CD: Yes, in a way it’s something like the way we think about ancestral lines. You know you come from thousands and millions of coital relationships, right back to bacteria. We know this but we can’t really fathom it or understand what that means. We just know we’re part of it. When you learn a craft, or apply yourself to something, you do become part of that lineage of thought. Sometimes it’s a blood lineage, sometimes it’s a cultural one.
BL: I admire the way you pursue your own direction as an independent weaver, learning as you go and experimenting with the possibilities of this craft. Where do you find your points of connection with the wider textile community?

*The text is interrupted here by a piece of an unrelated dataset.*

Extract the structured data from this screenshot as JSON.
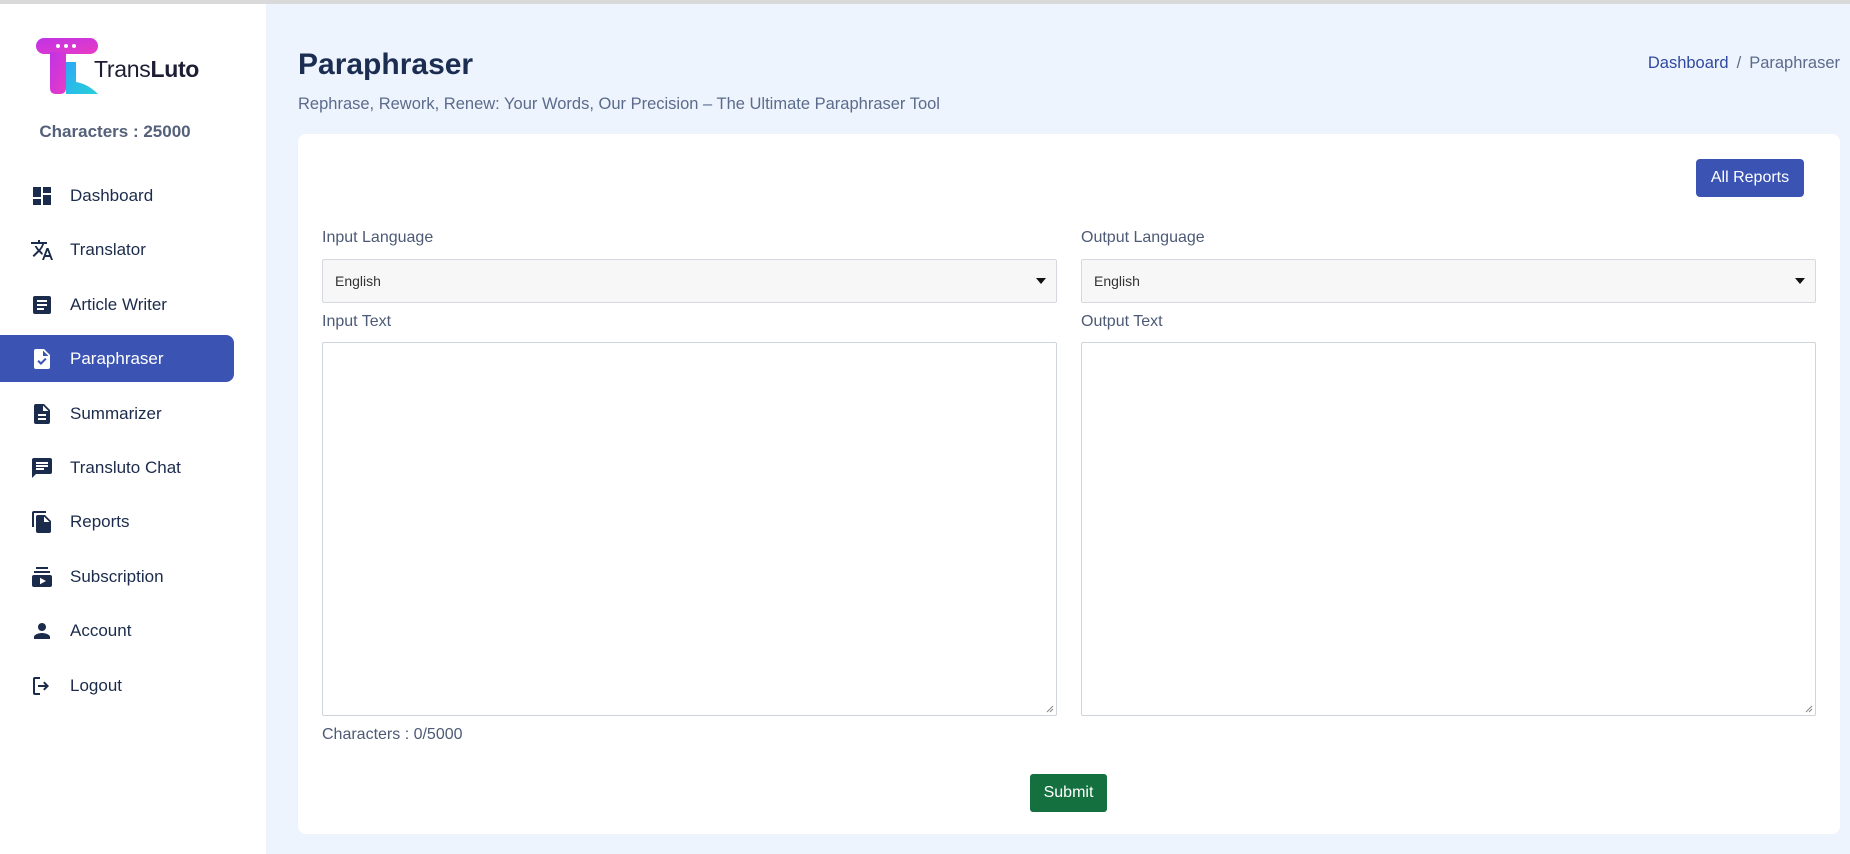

CD: I made those connections years ago. Doris de Pont has been really helpful. She put together a group exhibition of weaving at Objectspace in 2015 called Strands: Weaving a New Fabric. A lot of us met each other through that exhibition and have remained friends since. I met my friend Rachel Long then and Patricia Bosshard. I’ve spent a lot of time with Patricia and Kobi since then, which has been so special.
BL: That’s amazing to hear, and it demonstrates the value of really well considered group textile exhibitions as a platform for creating connections among makers.
CD: It does. Another valuable connection I made was when I was researching Robin Brandt’s collection of flatweave rugs out in Oratia. In my own weaving I’ve always wanted to put in random little motifs and things. I didn’t know where this impulse came from, but then I started looking at all these old rugs and saw that those weavers were doing it too. Often they do it with that kind of Superman ‘S’ shape. They would have a pattern, but then suddenly they’d put an S in here, and one in there. I saw a rug where one particular weaver had gone crazy with the S’s and put them everywhere, and I thought, what’s that about? Is it a signature, or something they just feel like putting in? And then I thought, oh, that’s much the same as when I insert my motifs. A weaving impulse of a kind – almost an instinctive response where the brain says, “I’m bored, it needs something”.
BL That’s quite a revelation Christopher. So up until then you hadn’t really interrogated that impulse in your practice?
CD: No, I just felt it was necessary. Some of my early work was very much about those motifs. I did lots of squares and crosses and I’d put them in like movements throughout the work, but I’ve peeled away from that more recently.
BL: I love this idea of a secret code, a secret mark, the idea that maybe there’s something in the weaver’s DNA that compels them to add these motifs.
CD: I do too, but in a practical sense, you do end up focusing on one area a lot in weaving, or on a progression that’s so absorbing, so maybe it’s the brain’s reaction against that monotony. Maybe the brain is actually saying, I’ll put a big red line in, but you end up compromising by putting in a little black square instead.
With traditional flatweave rugs there would have been a set of rules or cultural expectations that certain shapes and colours would be used in a rug design, and of course they did their own dyeing, so there were restrictions in the colours available too. Perhaps putting your little shape in where it shouldn’t be, or where you think it offsets the work, was a mini rebellion. Isn’t that what lots of artists do as a way of creating tension?
BL: Talking with you reminds me how important it is that we become more attentive to detail, so that we can learn to see all these stories embedded in textiles.
CD: I do feel like it’s a language, but I don’t really know what it says to me. I like to read it though. It’s like when we listen to music without vocals that we can interpret, and yet we still find something in it. Can we look at textiles the same way? Maybe that’s what we’re missing a little.
BL: Your work is about the reward that comes from scrutinising something really intensely, and it’s also about the delight in materiality, pattern and texture, and how when we look at a textile, and when we touch it, we form a relationship with it and the story it tells.
More than Castles is a delight. Thank you.